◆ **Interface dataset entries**
- - -

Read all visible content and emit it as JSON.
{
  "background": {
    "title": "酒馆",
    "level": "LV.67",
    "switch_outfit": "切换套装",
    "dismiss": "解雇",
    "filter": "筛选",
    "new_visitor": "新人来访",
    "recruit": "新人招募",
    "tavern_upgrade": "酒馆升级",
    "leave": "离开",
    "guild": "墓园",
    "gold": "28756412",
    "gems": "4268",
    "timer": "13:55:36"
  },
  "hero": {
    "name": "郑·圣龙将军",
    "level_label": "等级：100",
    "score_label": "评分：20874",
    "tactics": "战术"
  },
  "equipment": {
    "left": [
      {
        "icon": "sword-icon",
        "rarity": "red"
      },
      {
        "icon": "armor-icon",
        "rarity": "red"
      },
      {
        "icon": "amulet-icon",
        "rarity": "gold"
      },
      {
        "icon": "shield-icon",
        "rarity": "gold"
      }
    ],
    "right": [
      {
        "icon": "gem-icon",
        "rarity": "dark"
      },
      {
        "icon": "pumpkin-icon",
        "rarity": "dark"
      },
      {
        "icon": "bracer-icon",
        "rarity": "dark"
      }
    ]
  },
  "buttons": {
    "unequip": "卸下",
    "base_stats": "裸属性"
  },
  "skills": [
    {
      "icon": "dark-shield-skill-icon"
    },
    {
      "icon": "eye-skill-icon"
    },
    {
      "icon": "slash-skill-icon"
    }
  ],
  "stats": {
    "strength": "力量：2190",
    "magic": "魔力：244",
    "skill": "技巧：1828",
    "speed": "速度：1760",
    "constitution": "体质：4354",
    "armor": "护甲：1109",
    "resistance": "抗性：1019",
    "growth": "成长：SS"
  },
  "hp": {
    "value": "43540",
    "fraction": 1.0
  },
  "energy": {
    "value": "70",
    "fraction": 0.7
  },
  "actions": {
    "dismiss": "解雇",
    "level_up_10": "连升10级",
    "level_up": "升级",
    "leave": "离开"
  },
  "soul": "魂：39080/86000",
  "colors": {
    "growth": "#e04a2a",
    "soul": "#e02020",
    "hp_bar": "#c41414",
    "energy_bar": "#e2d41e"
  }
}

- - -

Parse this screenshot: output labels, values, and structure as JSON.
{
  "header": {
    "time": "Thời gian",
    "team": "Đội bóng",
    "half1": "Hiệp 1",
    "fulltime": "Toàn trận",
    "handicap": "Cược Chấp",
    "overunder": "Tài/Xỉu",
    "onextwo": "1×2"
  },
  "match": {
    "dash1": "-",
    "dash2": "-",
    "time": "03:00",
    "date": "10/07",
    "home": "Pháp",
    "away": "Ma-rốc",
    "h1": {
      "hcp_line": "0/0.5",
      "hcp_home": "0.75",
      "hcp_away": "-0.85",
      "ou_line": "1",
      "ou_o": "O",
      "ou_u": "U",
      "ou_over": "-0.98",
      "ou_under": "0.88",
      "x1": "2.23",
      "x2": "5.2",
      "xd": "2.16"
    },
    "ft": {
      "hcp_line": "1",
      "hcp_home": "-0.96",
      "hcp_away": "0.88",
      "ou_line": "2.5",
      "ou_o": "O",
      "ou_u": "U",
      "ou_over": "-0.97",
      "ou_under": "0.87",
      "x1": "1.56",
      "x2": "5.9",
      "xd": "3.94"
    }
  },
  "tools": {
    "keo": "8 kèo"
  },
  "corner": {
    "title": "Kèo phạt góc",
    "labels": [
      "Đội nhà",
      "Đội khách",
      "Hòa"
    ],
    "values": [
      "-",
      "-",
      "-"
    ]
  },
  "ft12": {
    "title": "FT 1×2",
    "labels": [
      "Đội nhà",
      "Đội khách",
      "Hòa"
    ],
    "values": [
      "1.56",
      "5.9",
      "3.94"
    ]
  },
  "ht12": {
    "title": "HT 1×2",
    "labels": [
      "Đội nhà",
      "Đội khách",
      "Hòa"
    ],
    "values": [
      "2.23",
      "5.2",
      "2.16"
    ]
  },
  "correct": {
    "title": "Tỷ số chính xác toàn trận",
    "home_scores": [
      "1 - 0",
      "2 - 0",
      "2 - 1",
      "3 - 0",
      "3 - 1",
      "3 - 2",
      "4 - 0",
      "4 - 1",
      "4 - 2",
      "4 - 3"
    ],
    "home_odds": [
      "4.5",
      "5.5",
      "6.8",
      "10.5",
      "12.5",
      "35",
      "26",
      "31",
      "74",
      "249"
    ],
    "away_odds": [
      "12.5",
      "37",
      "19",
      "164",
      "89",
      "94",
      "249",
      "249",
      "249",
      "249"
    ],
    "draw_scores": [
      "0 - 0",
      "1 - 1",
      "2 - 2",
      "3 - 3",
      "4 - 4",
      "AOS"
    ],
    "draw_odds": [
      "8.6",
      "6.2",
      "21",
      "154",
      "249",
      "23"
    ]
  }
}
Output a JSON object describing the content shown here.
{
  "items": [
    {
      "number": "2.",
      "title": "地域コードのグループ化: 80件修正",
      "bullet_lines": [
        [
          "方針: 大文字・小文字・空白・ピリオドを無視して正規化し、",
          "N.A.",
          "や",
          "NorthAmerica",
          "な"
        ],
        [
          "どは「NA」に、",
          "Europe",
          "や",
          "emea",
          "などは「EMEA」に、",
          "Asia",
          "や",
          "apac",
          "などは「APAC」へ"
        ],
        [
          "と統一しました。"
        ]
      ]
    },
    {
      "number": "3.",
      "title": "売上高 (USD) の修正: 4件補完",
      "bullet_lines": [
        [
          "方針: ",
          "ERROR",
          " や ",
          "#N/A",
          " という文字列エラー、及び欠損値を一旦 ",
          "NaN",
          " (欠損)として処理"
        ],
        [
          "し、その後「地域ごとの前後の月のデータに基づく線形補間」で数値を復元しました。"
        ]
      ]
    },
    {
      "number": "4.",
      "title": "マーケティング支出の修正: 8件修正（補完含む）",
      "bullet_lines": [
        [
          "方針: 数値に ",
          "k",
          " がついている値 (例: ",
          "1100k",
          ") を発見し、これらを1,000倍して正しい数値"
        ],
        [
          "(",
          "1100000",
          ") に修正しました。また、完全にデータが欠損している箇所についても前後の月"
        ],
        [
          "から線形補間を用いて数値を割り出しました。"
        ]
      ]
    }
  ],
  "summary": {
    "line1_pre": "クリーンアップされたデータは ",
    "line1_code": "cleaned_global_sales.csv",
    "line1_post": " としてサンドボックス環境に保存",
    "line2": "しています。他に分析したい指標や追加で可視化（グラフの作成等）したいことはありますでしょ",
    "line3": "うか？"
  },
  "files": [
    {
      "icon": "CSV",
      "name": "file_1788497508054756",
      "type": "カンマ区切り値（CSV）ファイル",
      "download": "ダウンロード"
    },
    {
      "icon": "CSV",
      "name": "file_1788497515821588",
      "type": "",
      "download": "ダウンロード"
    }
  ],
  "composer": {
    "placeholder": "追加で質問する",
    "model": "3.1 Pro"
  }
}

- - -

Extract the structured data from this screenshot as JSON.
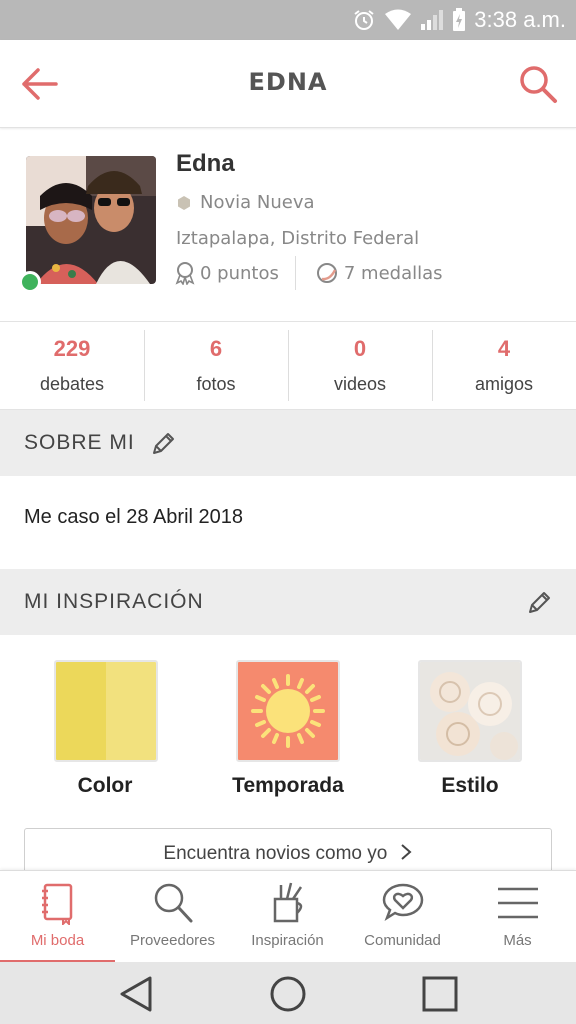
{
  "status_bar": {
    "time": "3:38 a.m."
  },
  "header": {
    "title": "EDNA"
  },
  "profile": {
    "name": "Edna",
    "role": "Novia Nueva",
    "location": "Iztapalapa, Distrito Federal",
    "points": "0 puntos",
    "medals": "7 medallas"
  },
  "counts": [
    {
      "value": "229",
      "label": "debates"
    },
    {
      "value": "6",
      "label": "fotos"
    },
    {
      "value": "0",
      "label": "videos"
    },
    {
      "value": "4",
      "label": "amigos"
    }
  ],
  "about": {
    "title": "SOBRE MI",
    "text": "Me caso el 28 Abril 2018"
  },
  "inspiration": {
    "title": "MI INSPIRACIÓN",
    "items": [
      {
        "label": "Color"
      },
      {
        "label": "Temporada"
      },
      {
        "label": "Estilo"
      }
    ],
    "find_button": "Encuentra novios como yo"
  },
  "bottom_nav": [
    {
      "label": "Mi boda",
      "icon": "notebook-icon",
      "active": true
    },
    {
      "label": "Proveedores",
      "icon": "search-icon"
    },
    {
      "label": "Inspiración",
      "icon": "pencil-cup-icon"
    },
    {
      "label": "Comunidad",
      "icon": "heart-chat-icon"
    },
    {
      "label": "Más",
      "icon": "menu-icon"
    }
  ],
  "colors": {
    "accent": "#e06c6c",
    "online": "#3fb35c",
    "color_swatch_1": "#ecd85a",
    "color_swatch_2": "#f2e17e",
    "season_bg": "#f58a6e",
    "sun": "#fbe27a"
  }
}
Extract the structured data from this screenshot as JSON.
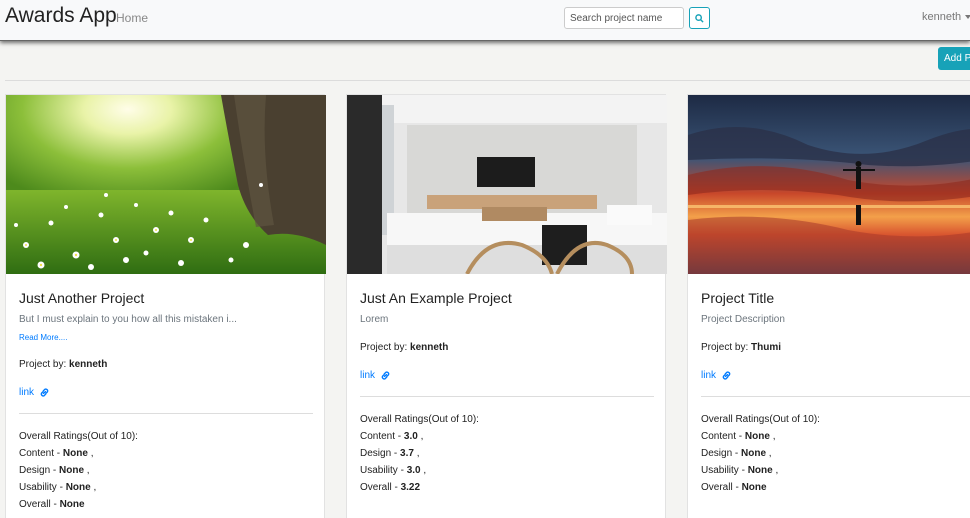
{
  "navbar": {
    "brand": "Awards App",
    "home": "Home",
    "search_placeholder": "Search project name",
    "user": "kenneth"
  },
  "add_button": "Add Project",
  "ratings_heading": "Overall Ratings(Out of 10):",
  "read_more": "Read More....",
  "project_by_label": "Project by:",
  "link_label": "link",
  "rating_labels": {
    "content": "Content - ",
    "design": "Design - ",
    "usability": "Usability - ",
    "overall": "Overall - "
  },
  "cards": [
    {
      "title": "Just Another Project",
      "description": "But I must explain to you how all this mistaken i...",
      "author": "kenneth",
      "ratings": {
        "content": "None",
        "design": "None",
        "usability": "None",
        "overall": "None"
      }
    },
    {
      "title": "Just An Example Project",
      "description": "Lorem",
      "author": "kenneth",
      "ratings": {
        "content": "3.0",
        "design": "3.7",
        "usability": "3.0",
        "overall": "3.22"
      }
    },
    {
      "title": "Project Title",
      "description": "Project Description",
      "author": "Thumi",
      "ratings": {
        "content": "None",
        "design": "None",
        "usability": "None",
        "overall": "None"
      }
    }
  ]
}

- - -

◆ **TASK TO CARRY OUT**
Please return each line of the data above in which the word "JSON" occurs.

◆ **SOLUTION TO THE EXERCISE**
Read all visible content and emit it as JSON.
Parse this screenshot: output labels, values, and structure as JSON.
Output a JSON object describing the content shown here.
Extract the structured data from this screenshot as JSON.
Extract the structured data from this screenshot as JSON.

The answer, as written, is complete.